On Aug. 8, President Trump issued a number of Executive Orders to address the fact Congress was unable to come to an agreement to provide additional stimulus to the economy, which continues to lag during the prolonged COVID-19 pandemic.

The “Memorandum on Deferring Payroll Tax Obligations in Light of the Ongoing COVID-19 Disaster,” which many people refer to as the “Payroll Tax Holiday” order, was issued to provide additional economic relief to workers.


Please note, the President’s authority to issue this Executive Order falls under Code Section 7508A, which allows only for the delay in payments or other actions in response to a disaster declaration. This was the same authority under which the payment of taxes and filing of tax returns for the 2019 tax year were previously delayed until July 15, 2020.

While the President indicated he ultimately wants payroll taxes abated, the reality of our governmental system actually requires an act of Congress to make this change. In the meantime, the U.S. Treasury Department was ordered to provide guidance on the current Executive Order. We are hopeful this guidance will provide logistical guidance on what this means to both employers and employees.

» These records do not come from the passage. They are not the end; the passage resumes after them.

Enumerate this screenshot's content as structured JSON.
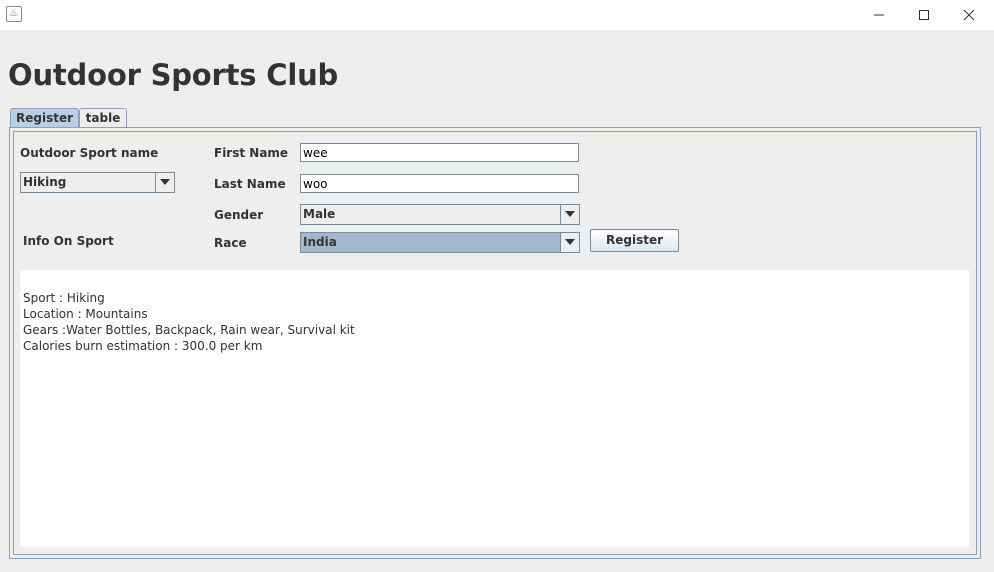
{
  "window": {
    "title": "",
    "icon": "java-cup-icon",
    "controls": [
      "minimize-icon",
      "maximize-icon",
      "close-icon"
    ]
  },
  "header": {
    "title": "Outdoor Sports Club"
  },
  "tabs": [
    {
      "label": "Register",
      "active": true
    },
    {
      "label": "table",
      "active": false
    }
  ],
  "form": {
    "sport_label": "Outdoor Sport name",
    "sport_value": "Hiking",
    "info_label": "Info On Sport",
    "first_name_label": "First Name",
    "first_name_value": "wee",
    "last_name_label": "Last Name",
    "last_name_value": "woo",
    "gender_label": "Gender",
    "gender_value": "Male",
    "race_label": "Race",
    "race_value": "India",
    "register_button": "Register"
  },
  "info": {
    "lines": [
      "Sport : Hiking",
      "Location : Mountains",
      "Gears :Water Bottles, Backpack, Rain wear, Survival kit",
      "Calories burn estimation : 300.0 per km"
    ]
  },
  "colors": {
    "active_tab": "#b8cfe5",
    "selected_combo": "#a3b8cc",
    "panel_border": "#8ea0b8",
    "background": "#eeeeee"
  }
}
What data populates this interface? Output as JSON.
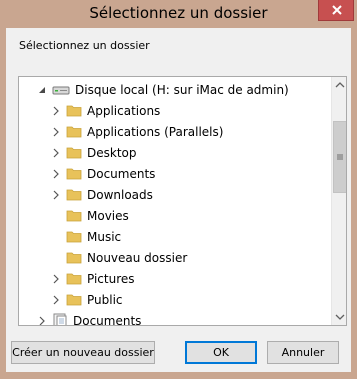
{
  "dialog": {
    "title": "Sélectionnez un dossier",
    "prompt": "Sélectionnez un dossier"
  },
  "tree": {
    "root": {
      "label": "Disque local (H: sur iMac de admin)",
      "icon": "drive-icon"
    },
    "items": [
      {
        "label": "Applications",
        "expandable": true
      },
      {
        "label": "Applications (Parallels)",
        "expandable": true
      },
      {
        "label": "Desktop",
        "expandable": true
      },
      {
        "label": "Documents",
        "expandable": true
      },
      {
        "label": "Downloads",
        "expandable": true
      },
      {
        "label": "Movies",
        "expandable": false
      },
      {
        "label": "Music",
        "expandable": false
      },
      {
        "label": "Nouveau dossier",
        "expandable": false
      },
      {
        "label": "Pictures",
        "expandable": true
      },
      {
        "label": "Public",
        "expandable": true
      }
    ],
    "last": {
      "label": "Documents",
      "icon": "documents-library-icon"
    }
  },
  "buttons": {
    "new_folder": "Créer un nouveau dossier",
    "ok": "OK",
    "cancel": "Annuler"
  },
  "colors": {
    "frame": "#c9a690",
    "close": "#c75050",
    "folder": "#e8c25a",
    "accent": "#0078d7"
  }
}
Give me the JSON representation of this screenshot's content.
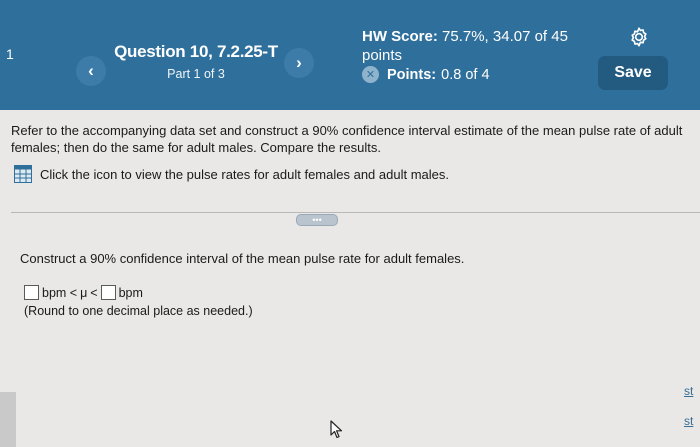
{
  "header": {
    "left_glyph": "1",
    "prev_label": "‹",
    "next_label": "›",
    "question_title": "Question 10, 7.2.25-T",
    "part_label": "Part 1 of 3",
    "hw_score_label": "HW Score:",
    "hw_score_value": "75.7%, 34.07 of 45",
    "hw_score_unit": "points",
    "points_label": "Points:",
    "points_value": "0.8 of 4",
    "save_label": "Save",
    "colors": {
      "bar": "#2f6f9b",
      "save_button": "#235a80"
    }
  },
  "content": {
    "intro": "Refer to the accompanying data set and construct a 90% confidence interval estimate of the mean pulse rate of adult females; then do the same for adult males. Compare the results.",
    "data_link": "Click the icon to view the pulse rates for adult females and adult males.",
    "more_label": "•••",
    "question": "Construct a 90% confidence interval of the mean pulse rate for adult females.",
    "answer": {
      "unit_1": "bpm <",
      "mu": "μ",
      "lt": "<",
      "unit_2": "bpm",
      "value_1": "",
      "value_2": ""
    },
    "round_note": "(Round to one decimal place as needed.)"
  },
  "edge": {
    "text_1": "st",
    "text_2": "st"
  }
}
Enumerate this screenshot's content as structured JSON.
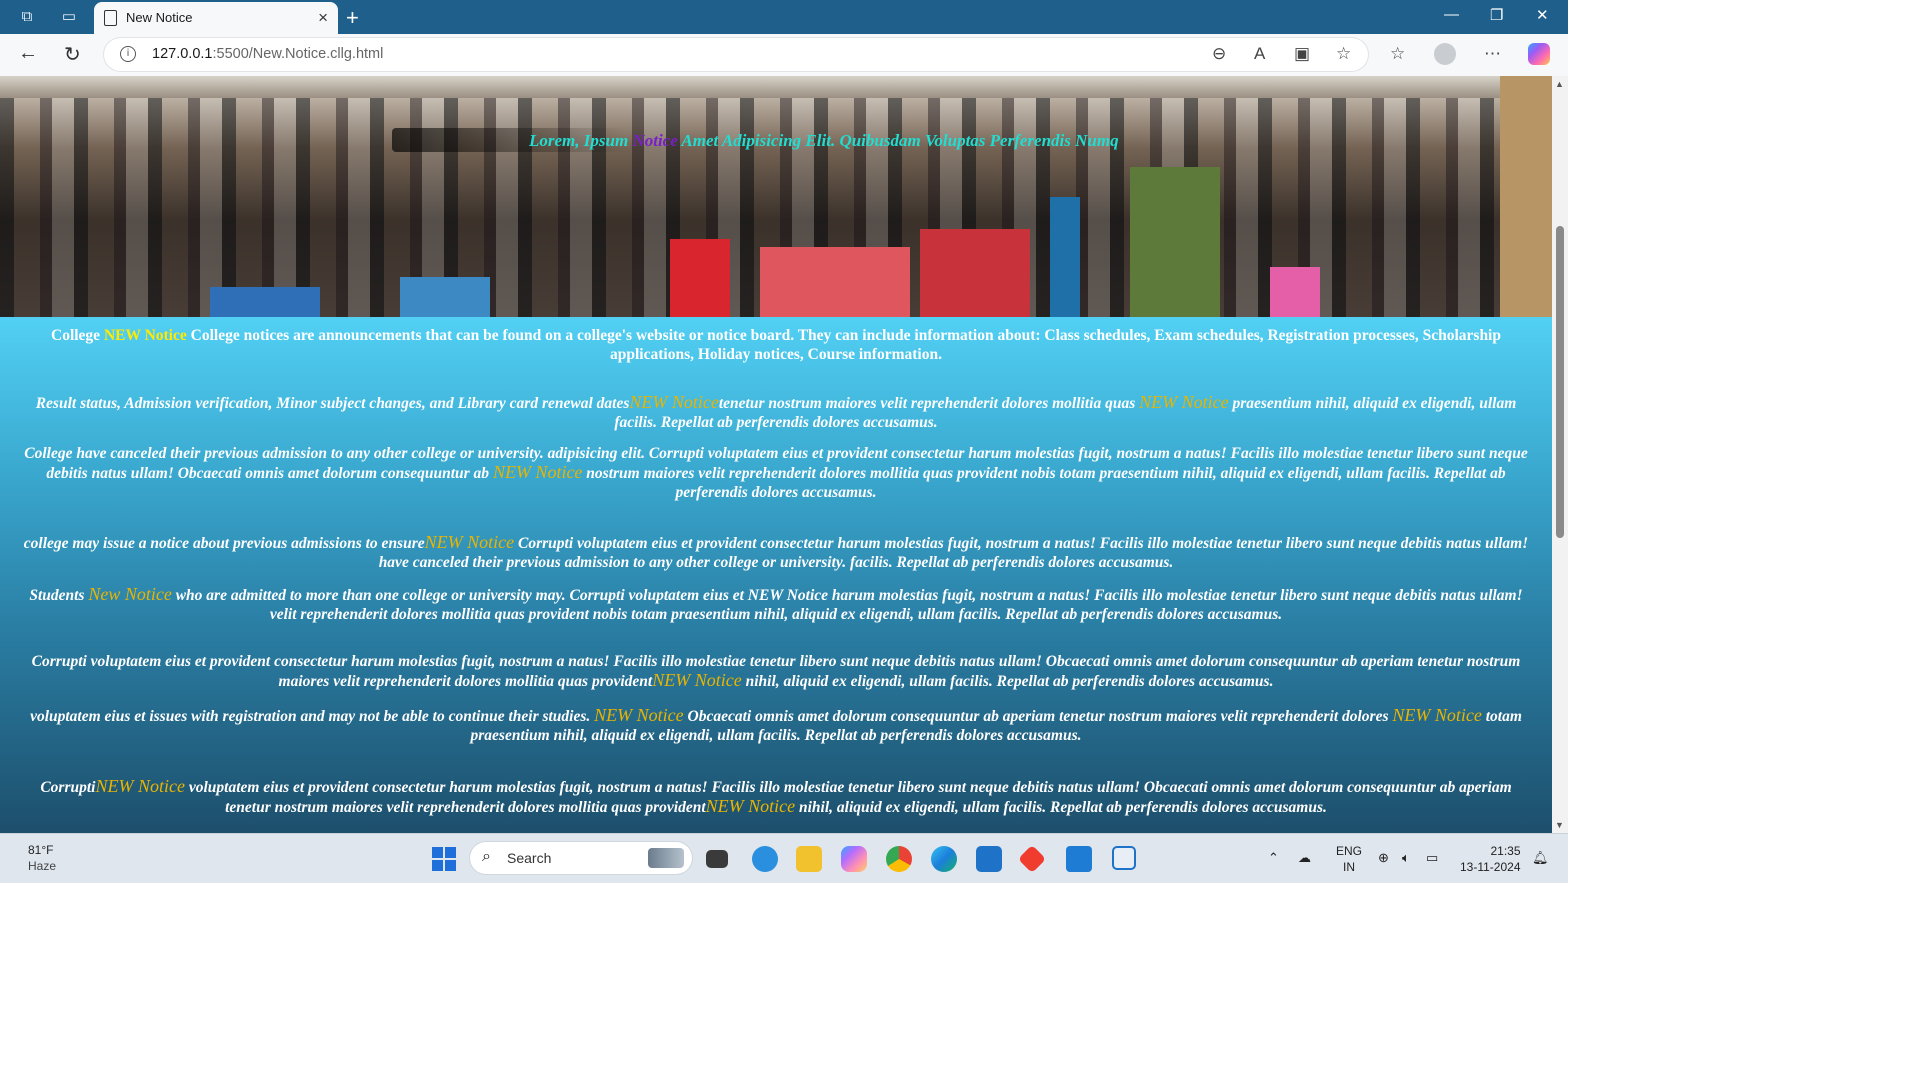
{
  "browser": {
    "tab_title": "New Notice",
    "url_host": "127.0.0.1",
    "url_rest": ":5500/New.Notice.cllg.html"
  },
  "hero": {
    "pre": "Lorem, Ipsum ",
    "notice": "Notice",
    "post": " Amet Adipisicing Elit. Quibusdam Voluptas Perferendis Numq"
  },
  "intro": {
    "college": "College ",
    "notice": "NEW Notice",
    "text": " College notices are announcements that can be found on a college's website or notice board. They can include information about: Class schedules, Exam schedules, Registration processes, Scholarship applications, Holiday notices, Course information."
  },
  "p1": {
    "a": "Result status, Admission verification, Minor subject changes, and Library card renewal dates",
    "n1": "NEW Notice",
    "b": "tenetur nostrum maiores velit reprehenderit dolores mollitia quas ",
    "n2": "NEW Notice",
    "c": " praesentium nihil, aliquid ex eligendi, ullam facilis. Repellat ab perferendis dolores accusamus."
  },
  "p2": {
    "a": "College have canceled their previous admission to any other college or university. adipisicing elit. Corrupti voluptatem eius et provident consectetur harum molestias fugit, nostrum a natus! Facilis illo molestiae tenetur libero sunt neque debitis natus ullam! Obcaecati omnis amet dolorum consequuntur ab ",
    "n1": "NEW Notice",
    "b": " nostrum maiores velit reprehenderit dolores mollitia quas provident nobis totam praesentium nihil, aliquid ex eligendi, ullam facilis. Repellat ab perferendis dolores accusamus."
  },
  "p3": {
    "a": "college may issue a notice about previous admissions to ensure",
    "n1": "NEW Notice",
    "b": " Corrupti voluptatem eius et provident consectetur harum molestias fugit, nostrum a natus! Facilis illo molestiae tenetur libero sunt neque debitis natus ullam! have canceled their previous admission to any other college or university. facilis. Repellat ab perferendis dolores accusamus."
  },
  "p4": {
    "a": "Students ",
    "n1": "New Notice",
    "b": " who are admitted to more than one college or university may. Corrupti voluptatem eius et NEW Notice harum molestias fugit, nostrum a natus! Facilis illo molestiae tenetur libero sunt neque debitis natus ullam! velit reprehenderit dolores mollitia quas provident nobis totam praesentium nihil, aliquid ex eligendi, ullam facilis. Repellat ab perferendis dolores accusamus."
  },
  "p5": {
    "a": "Corrupti voluptatem eius et provident consectetur harum molestias fugit, nostrum a natus! Facilis illo molestiae tenetur libero sunt neque debitis natus ullam! Obcaecati omnis amet dolorum consequuntur ab aperiam tenetur nostrum maiores velit reprehenderit dolores mollitia quas provident",
    "n1": "NEW Notice",
    "b": " nihil, aliquid ex eligendi, ullam facilis. Repellat ab perferendis dolores accusamus."
  },
  "p6": {
    "a": "voluptatem eius et issues with registration  and may not be able to continue their studies. ",
    "n1": "NEW Notice",
    "b": " Obcaecati omnis amet dolorum consequuntur ab aperiam tenetur nostrum maiores velit reprehenderit dolores ",
    "n2": "NEW Notice",
    "c": " totam praesentium nihil, aliquid ex eligendi, ullam facilis. Repellat ab perferendis dolores accusamus."
  },
  "p7": {
    "a": "Corrupti",
    "n1": "NEW Notice",
    "b": " voluptatem eius et provident consectetur harum molestias fugit, nostrum a natus! Facilis illo molestiae tenetur libero sunt neque debitis natus ullam! Obcaecati omnis amet dolorum consequuntur ab aperiam tenetur nostrum maiores velit reprehenderit dolores mollitia quas provident",
    "n2": "NEW Notice",
    "c": " nihil, aliquid ex eligendi, ullam facilis. Repellat ab perferendis dolores accusamus."
  },
  "taskbar": {
    "temp": "81°F",
    "weather": "Haze",
    "search": "Search",
    "lang1": "ENG",
    "lang2": "IN",
    "time": "21:35",
    "date": "13-11-2024"
  }
}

Here is what we know:

  • Beginning on Sept. 1 and continuing through Dec. 31, 2020, there are three components of the payroll tax deferral including (1) the deferral of the withholding, (2) the deposit, and (3) the payment of the employee’s share of FICA taxes (6.2 percent under the Federal Insurance Contributions Act). This will be effective for employees, who earn bi-weekly, pre-tax earnings of less than $4,000 (roughly an annual salary of $104,000) or a similar amount, where a different pay period applies. The goal of this Order is to allow greater cash flow to pass to wage earners, thereby giving them additional cash flow for spending. That being said, this Order truly only affects those workers currently employed, but provides no additional assistance to those who remain unemployed. This is the main reason both Congressional Democrats and Republicans have not been in favor of a payroll tax holiday.
  • For employers, there are still many unanswered questions. It remains unclear as to whether employers have the option, or the requirement, to complete all three steps of the Executive Order – withhold, deposit and payment of FICA tax. Until guidance is provided, employers could in theory, continue to withhold FICA tax and wait to deposit and pay the tax until sometime in 2021, thereby negating the intended additional cash flow for workers and the stimulus effect on the economy. It is also unclear how employers should attempt to implement these deferrals in the case employees terminate employment between Sept. 1 and Dec. 31. Under these circumstances, the employer would not have the ability to recover FICA taxes they will be required to pay on behalf of someone they no longer employ.

What to do now?

We recommend waiting for additional guidance from the U.S. Treasury before taking any action to change employee deferrals. While it is not guaranteed, due to the fast approaching implementation date of the Executive Order, we are hopeful this guidance will be forthcoming in the next two weeks.

We will continue to update you as additional information becomes available.